This marriage had, therefore, far-reaching consequences in English history, ultimately giving rise to the claim of the House of York to the crown of England contested in the Wars of the Roses; Edward IV being descended from the third son of Edward III as great-great-grandson of Philippa, countess of March, and in the male line from Edmund of Langley, fifth son of Edward III.

Edmund's son Roger Mortimer, 4th Earl of March would become heir presumptive to the English crown during the reign of Richard II.

Political Advancement

Mortimer, now styled Earl of March and Ulster, became Marshal of England in 1369, and was employed in various diplomatic missions during the next following years. He was a member of the committee appointed by the Peers to confer with the Commons in 1373?the first instance of such a joint conference since the institution of representative parliaments on the question of granting supplies for John of Gaunt's war in France.

He participated in the opposition to Edward III and the court party, which grew in strength towards the end of the reign, taking the popular side and being prominent in the Good Parliament of 1376 among the lords who supported the Prince of Wales and opposed the Court Party and John of Gaunt. The Speaker of the Commons in this parliament was March's steward, Peter de la Mare, who firmly withstood John of Gaunt in stating the grievances of the Commons, in supporting the impeachment of several high court officials, and in procuring the banishment of the king's mistress, Alice Perrers. March was a member of the administrative council appointed by the same parliament after the death of Edward, the Black Prince to attend the king and advise him in all public affairs.

 

7. Philippa Plantagenet of Clarence, daughter of Lionel of Antwerp DUKE OF CLARENCE and Elizabeth de Burgh, was born in 1355. She and Edmund Mortimer, 3rd Earl of March had the following children:

 

3
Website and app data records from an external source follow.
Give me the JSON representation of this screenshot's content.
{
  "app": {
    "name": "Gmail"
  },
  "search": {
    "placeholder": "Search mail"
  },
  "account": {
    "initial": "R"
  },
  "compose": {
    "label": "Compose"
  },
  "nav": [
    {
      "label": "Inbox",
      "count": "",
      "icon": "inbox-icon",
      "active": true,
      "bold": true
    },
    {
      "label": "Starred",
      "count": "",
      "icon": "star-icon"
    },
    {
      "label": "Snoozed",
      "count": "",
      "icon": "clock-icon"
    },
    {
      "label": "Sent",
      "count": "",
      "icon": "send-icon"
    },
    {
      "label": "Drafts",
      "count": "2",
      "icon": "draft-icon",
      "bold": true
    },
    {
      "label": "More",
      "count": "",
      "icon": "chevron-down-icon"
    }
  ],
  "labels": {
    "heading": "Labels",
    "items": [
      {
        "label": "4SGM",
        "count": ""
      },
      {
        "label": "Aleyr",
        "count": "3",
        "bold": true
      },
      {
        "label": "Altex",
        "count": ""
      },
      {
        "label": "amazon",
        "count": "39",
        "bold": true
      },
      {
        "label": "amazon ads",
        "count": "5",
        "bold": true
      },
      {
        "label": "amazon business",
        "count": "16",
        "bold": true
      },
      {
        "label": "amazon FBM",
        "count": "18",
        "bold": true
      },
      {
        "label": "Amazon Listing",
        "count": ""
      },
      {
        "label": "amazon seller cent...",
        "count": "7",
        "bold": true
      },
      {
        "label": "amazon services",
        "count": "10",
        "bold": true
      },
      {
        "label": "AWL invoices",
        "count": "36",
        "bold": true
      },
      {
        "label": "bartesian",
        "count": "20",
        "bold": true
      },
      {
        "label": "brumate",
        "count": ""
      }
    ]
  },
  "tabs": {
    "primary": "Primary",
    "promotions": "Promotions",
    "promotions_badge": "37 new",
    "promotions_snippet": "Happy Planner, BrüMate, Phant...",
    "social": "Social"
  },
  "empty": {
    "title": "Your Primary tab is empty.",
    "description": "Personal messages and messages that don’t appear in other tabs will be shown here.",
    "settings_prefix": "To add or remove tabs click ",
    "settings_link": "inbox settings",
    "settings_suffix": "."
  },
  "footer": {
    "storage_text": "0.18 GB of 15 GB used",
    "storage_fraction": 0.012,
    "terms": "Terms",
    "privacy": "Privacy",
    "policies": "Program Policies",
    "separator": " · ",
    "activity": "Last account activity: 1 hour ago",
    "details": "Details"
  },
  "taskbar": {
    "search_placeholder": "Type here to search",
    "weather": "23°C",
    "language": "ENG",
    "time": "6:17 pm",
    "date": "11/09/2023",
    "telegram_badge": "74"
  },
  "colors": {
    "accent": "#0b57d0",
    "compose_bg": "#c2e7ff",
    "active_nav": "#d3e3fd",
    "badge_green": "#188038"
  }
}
Elizabeth MORTIMER ( - )

Roger Mortimer, 4th Earl of March and ULSTER ( - )

Edmund de MORTIMER (1376-1409). Edmund was born in 1376. He died in 1409.

Philippa MORTIMER ( - )